The news out of the U.K. isn't good. From the BBC:
U.K. inflation jumped in December with the Consumer Prices Index (CPI) rising to 3.7%, up from 3.3% in November.
Retail Prices Index (RPI) inflation -- which includes mortgage interest payments -- rose to 4.8% from 4.7%.
So what happens when you can buy a short-term government bond over in the U.K. at a materially higher yield than one here in the U.S.? Why, capital flies over there, right?
And what happens when capital leaves? So do jobs, industry, and national vitality.
Bernanke is cornered. I know, I know, we have massive commodity price increases.

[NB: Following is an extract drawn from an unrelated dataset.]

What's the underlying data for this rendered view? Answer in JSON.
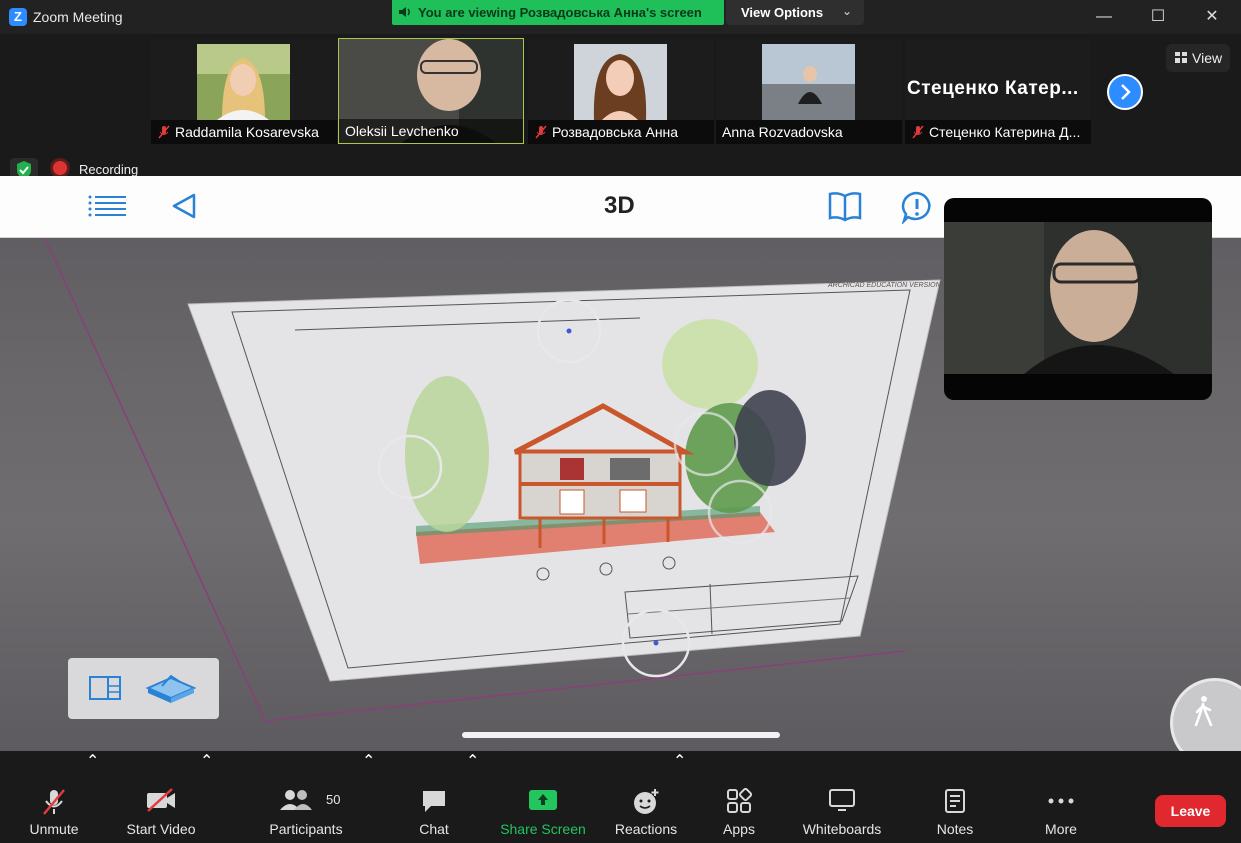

But watch what happens when the insane liquidity games are forced out by the market.
We've been real good at exploiting our reserve currency status, and with that has come a paradox: We don't get the monetary inflation from these liquidity games, but everyone else does.
But what comes next is what always comes next when you push the pendulum too far: It swings the other way, and we will not avoid the impact from that.

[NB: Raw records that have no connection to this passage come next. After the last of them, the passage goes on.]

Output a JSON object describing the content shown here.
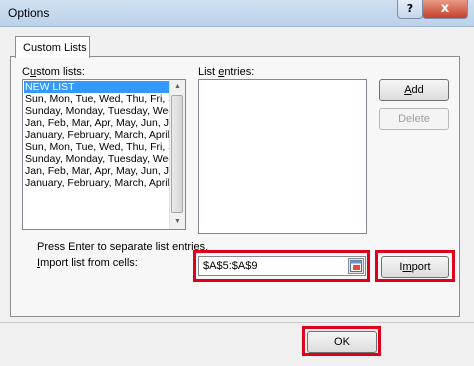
{
  "window": {
    "title": "Options",
    "help_label": "?",
    "close_label": "x"
  },
  "tabs": [
    {
      "label": "Custom Lists"
    }
  ],
  "custom_lists": {
    "label_pre": "C",
    "label_ul": "u",
    "label_post": "stom lists:",
    "items": [
      "NEW LIST",
      "Sun, Mon, Tue, Wed, Thu, Fri, S",
      "Sunday, Monday, Tuesday, Wed",
      "Jan, Feb, Mar, Apr, May, Jun, J",
      "January, February, March, April",
      "Sun, Mon, Tue, Wed, Thu, Fri, S",
      "Sunday, Monday, Tuesday, Wed",
      "Jan, Feb, Mar, Apr, May, Jun, J",
      "January, February, March, April"
    ],
    "selected_index": 0
  },
  "list_entries": {
    "label_pre": "List ",
    "label_ul": "e",
    "label_post": "ntries:"
  },
  "buttons": {
    "add_pre": "",
    "add_ul": "A",
    "add_post": "dd",
    "delete": "Delete",
    "import_pre": "I",
    "import_ul": "m",
    "import_post": "port",
    "ok": "OK"
  },
  "hint": "Press Enter to separate list entries.",
  "import_from": {
    "label_pre": "",
    "label_ul": "I",
    "label_post": "mport list from cells:",
    "value": "$A$5:$A$9"
  },
  "colors": {
    "highlight": "#e0001b",
    "selection": "#3399ff"
  }
}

The pincers are closing, and it looks like I might have missed on my $100 oil call -- if only because the peak came sooner than I thought, and the ability to sustain this game was short of my expectations.